What you need to do> Would you give the entries below again, precisely as they are written?

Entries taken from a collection
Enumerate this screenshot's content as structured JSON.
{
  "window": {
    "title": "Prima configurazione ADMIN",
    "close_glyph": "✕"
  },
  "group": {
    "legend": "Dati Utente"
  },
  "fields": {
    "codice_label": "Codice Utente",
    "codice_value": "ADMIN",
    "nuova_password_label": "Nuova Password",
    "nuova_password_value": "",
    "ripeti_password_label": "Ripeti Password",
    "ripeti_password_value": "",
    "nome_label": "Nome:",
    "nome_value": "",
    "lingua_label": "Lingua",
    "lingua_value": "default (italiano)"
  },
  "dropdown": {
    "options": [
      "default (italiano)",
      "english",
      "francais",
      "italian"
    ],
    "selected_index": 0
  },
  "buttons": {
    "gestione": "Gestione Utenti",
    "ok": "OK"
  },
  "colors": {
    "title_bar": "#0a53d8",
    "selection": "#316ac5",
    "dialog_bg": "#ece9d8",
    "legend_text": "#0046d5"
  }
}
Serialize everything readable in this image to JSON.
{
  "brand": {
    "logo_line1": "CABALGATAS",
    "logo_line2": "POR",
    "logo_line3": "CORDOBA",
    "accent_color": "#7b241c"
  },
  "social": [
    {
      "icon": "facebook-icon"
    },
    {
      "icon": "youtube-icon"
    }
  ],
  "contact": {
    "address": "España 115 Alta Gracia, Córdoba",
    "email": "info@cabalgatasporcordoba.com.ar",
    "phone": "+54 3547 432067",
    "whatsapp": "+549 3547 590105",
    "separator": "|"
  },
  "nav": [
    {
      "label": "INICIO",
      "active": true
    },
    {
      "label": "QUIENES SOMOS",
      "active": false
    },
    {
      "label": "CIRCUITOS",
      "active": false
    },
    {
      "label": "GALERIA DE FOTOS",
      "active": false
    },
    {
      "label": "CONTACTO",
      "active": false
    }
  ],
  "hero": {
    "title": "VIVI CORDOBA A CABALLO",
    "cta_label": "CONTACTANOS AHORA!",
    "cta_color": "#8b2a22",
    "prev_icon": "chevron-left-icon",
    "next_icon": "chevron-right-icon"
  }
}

Response below>
Enumerate this screenshot's content as structured JSON.
{
  "window": {
    "title": "Prima configurazione ADMIN",
    "close_glyph": "✕"
  },
  "group": {
    "legend": "Dati Utente"
  },
  "fields": {
    "codice_label": "Codice Utente",
    "codice_value": "ADMIN",
    "nuova_password_label": "Nuova Password",
    "nuova_password_value": "",
    "ripeti_password_label": "Ripeti Password",
    "ripeti_password_value": "",
    "nome_label": "Nome:",
    "nome_value": "",
    "lingua_label": "Lingua",
    "lingua_value": "default (italiano)"
  },
  "dropdown": {
    "options": [
      "default (italiano)",
      "english",
      "francais",
      "italian"
    ],
    "selected_index": 0
  },
  "buttons": {
    "gestione": "Gestione Utenti",
    "ok": "OK"
  },
  "colors": {
    "title_bar": "#0a53d8",
    "selection": "#316ac5",
    "dialog_bg": "#ece9d8",
    "legend_text": "#0046d5"
  }
}
Serialize everything readable in this image to JSON.
{
  "brand": {
    "logo_line1": "CABALGATAS",
    "logo_line2": "POR",
    "logo_line3": "CORDOBA",
    "accent_color": "#7b241c"
  },
  "social": [
    {
      "icon": "facebook-icon"
    },
    {
      "icon": "youtube-icon"
    }
  ],
  "contact": {
    "address": "España 115 Alta Gracia, Córdoba",
    "email": "info@cabalgatasporcordoba.com.ar",
    "phone": "+54 3547 432067",
    "whatsapp": "+549 3547 590105",
    "separator": "|"
  },
  "nav": [
    {
      "label": "INICIO",
      "active": true
    },
    {
      "label": "QUIENES SOMOS",
      "active": false
    },
    {
      "label": "CIRCUITOS",
      "active": false
    },
    {
      "label": "GALERIA DE FOTOS",
      "active": false
    },
    {
      "label": "CONTACTO",
      "active": false
    }
  ],
  "hero": {
    "title": "VIVI CORDOBA A CABALLO",
    "cta_label": "CONTACTANOS AHORA!",
    "cta_color": "#8b2a22",
    "prev_icon": "chevron-left-icon",
    "next_icon": "chevron-right-icon"
  }
}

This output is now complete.